• _REQUIRED WORK_
Would you output the following records verbatim and skip the images in them?

Component data from apps and pages:
┌────────

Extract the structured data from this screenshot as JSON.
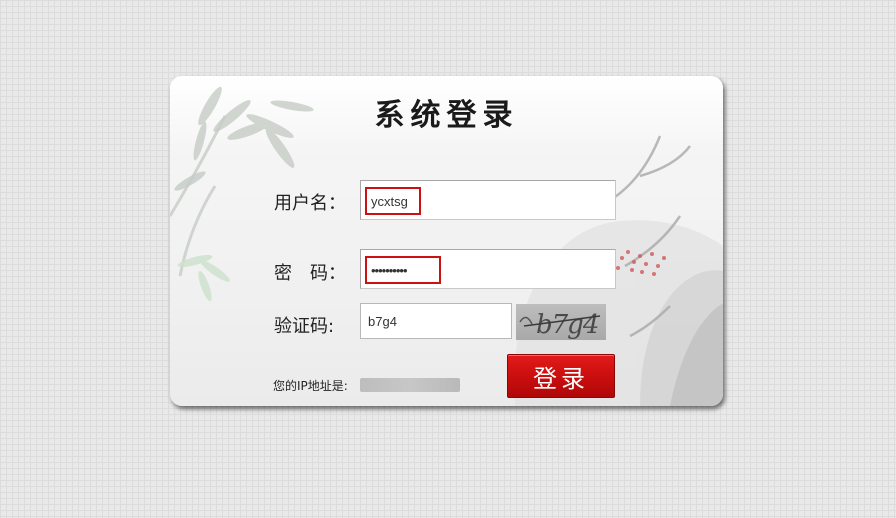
{
  "login": {
    "title": "系统登录",
    "username_label": "用户名：",
    "username_value": "ycxtsg",
    "password_label": "密　码：",
    "password_value": "••••••••••",
    "captcha_label": "验证码:",
    "captcha_value": "b7g4",
    "captcha_image_text": "b7g4",
    "login_button": "登录",
    "ip_label": "您的IP地址是:"
  },
  "colors": {
    "button_red": "#cc1111",
    "highlight_border": "#cc1111"
  },
  "icons": {
    "decoration": "bamboo-plum-ink-painting"
  }
}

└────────

• _SOLUTION TO THIS TASK_
Extract the structured data from this screenshot as JSON.
{
  "login": {
    "title": "系统登录",
    "username_label": "用户名：",
    "username_value": "ycxtsg",
    "password_label": "密　码：",
    "password_value": "••••••••••",
    "captcha_label": "验证码:",
    "captcha_value": "b7g4",
    "captcha_image_text": "b7g4",
    "login_button": "登录",
    "ip_label": "您的IP地址是:"
  },
  "colors": {
    "button_red": "#cc1111",
    "highlight_border": "#cc1111"
  },
  "icons": {
    "decoration": "bamboo-plum-ink-painting"
  }
}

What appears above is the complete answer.